Collected data entries
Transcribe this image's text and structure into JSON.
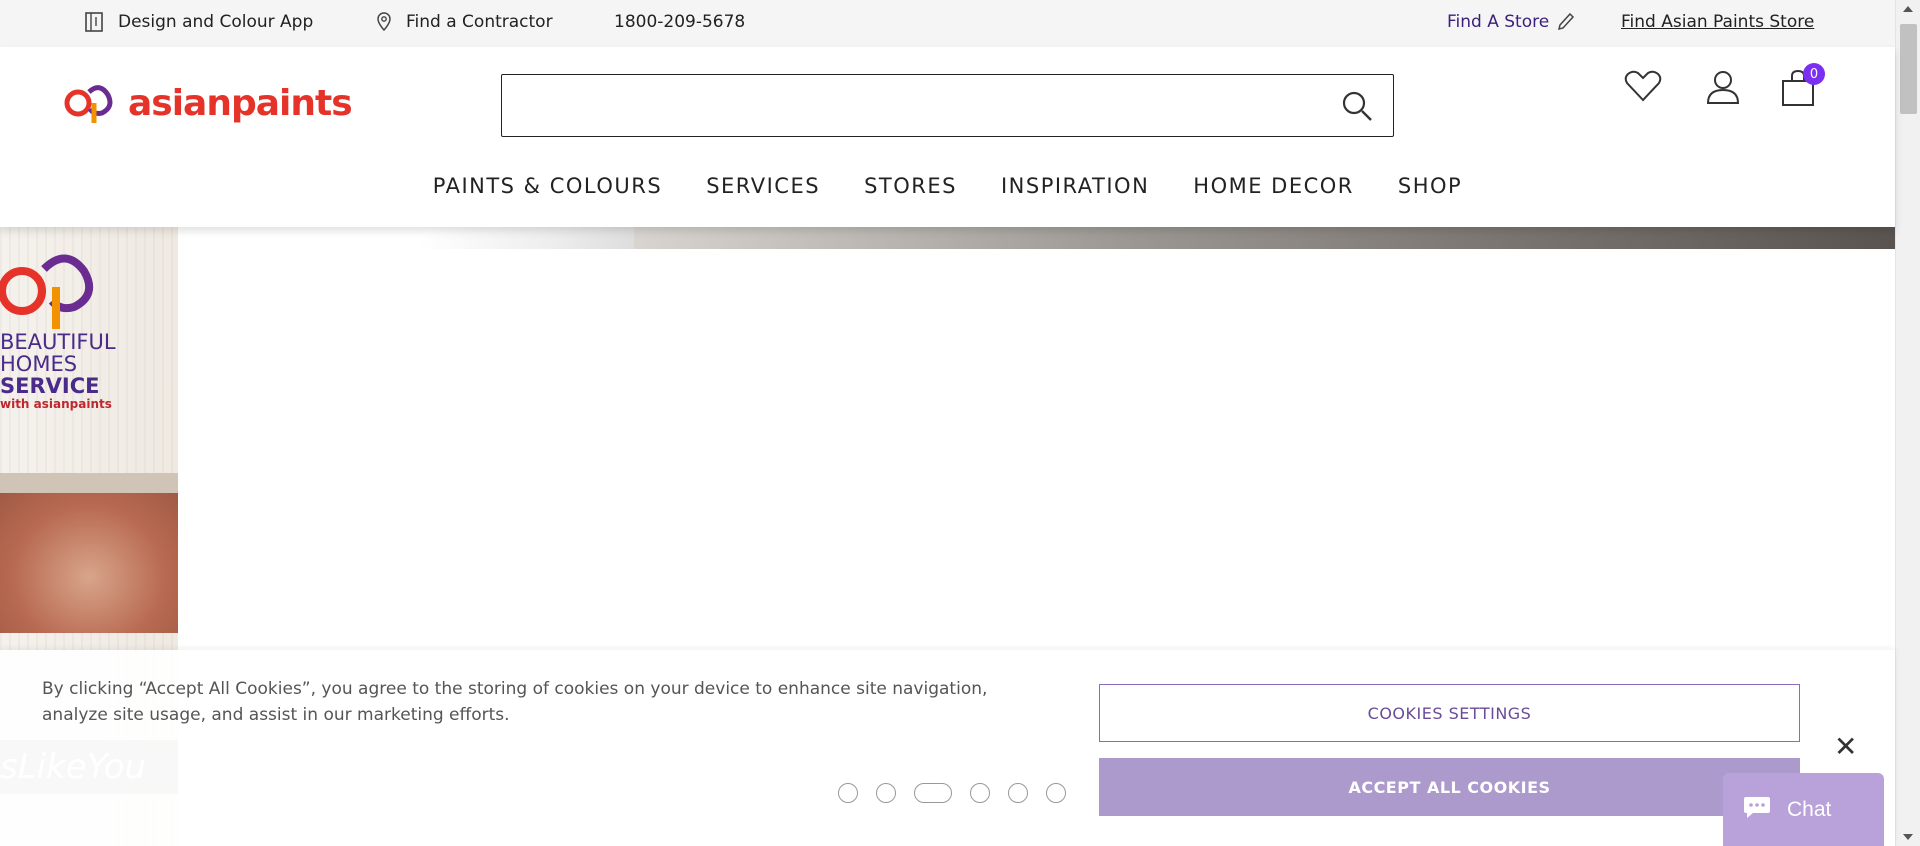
{
  "topbar": {
    "app_label": "Design and Colour App",
    "contractor_label": "Find a Contractor",
    "phone": "1800-209-5678",
    "find_store_label": "Find A Store",
    "find_ap_store_label": "Find Asian Paints Store"
  },
  "header": {
    "logo_text": "asianpaints",
    "search_placeholder": "",
    "cart_count": "0",
    "nav": [
      "PAINTS & COLOURS",
      "SERVICES",
      "STORES",
      "INSPIRATION",
      "HOME DECOR",
      "SHOP"
    ]
  },
  "hero": {
    "brand_line1": "BEAUTIFUL",
    "brand_line2a": "HOMES ",
    "brand_line2b": "SERVICE",
    "brand_line3": "with asianpaints",
    "hashtag": "sLikeYou"
  },
  "carousel": {
    "slide_count": 6,
    "active_index": 2
  },
  "cookie": {
    "text": "By clicking “Accept All Cookies”, you agree to the storing of cookies on your device to enhance site navigation, analyze site usage, and assist in our marketing efforts.",
    "settings_label": "COOKIES SETTINGS",
    "accept_label": "ACCEPT ALL COOKIES",
    "close_label": "✕"
  },
  "chat": {
    "label": "Chat"
  },
  "colors": {
    "brand_red": "#e6332a",
    "brand_purple": "#3b1f7a",
    "badge": "#7b2ff0",
    "accept_bg": "#ab9acb"
  },
  "icons": [
    "app-icon",
    "location-pin-icon",
    "pencil-icon",
    "search-icon",
    "heart-icon",
    "user-icon",
    "cart-icon",
    "chat-bubble-icon"
  ]
}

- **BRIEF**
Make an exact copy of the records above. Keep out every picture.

- **SOLUTION TO THE PROBLEM**
Transcribe this image's text and structure into JSON.
{
  "topbar": {
    "app_label": "Design and Colour App",
    "contractor_label": "Find a Contractor",
    "phone": "1800-209-5678",
    "find_store_label": "Find A Store",
    "find_ap_store_label": "Find Asian Paints Store"
  },
  "header": {
    "logo_text": "asianpaints",
    "search_placeholder": "",
    "cart_count": "0",
    "nav": [
      "PAINTS & COLOURS",
      "SERVICES",
      "STORES",
      "INSPIRATION",
      "HOME DECOR",
      "SHOP"
    ]
  },
  "hero": {
    "brand_line1": "BEAUTIFUL",
    "brand_line2a": "HOMES ",
    "brand_line2b": "SERVICE",
    "brand_line3": "with asianpaints",
    "hashtag": "sLikeYou"
  },
  "carousel": {
    "slide_count": 6,
    "active_index": 2
  },
  "cookie": {
    "text": "By clicking “Accept All Cookies”, you agree to the storing of cookies on your device to enhance site navigation, analyze site usage, and assist in our marketing efforts.",
    "settings_label": "COOKIES SETTINGS",
    "accept_label": "ACCEPT ALL COOKIES",
    "close_label": "✕"
  },
  "chat": {
    "label": "Chat"
  },
  "colors": {
    "brand_red": "#e6332a",
    "brand_purple": "#3b1f7a",
    "badge": "#7b2ff0",
    "accept_bg": "#ab9acb"
  },
  "icons": [
    "app-icon",
    "location-pin-icon",
    "pencil-icon",
    "search-icon",
    "heart-icon",
    "user-icon",
    "cart-icon",
    "chat-bubble-icon"
  ]
}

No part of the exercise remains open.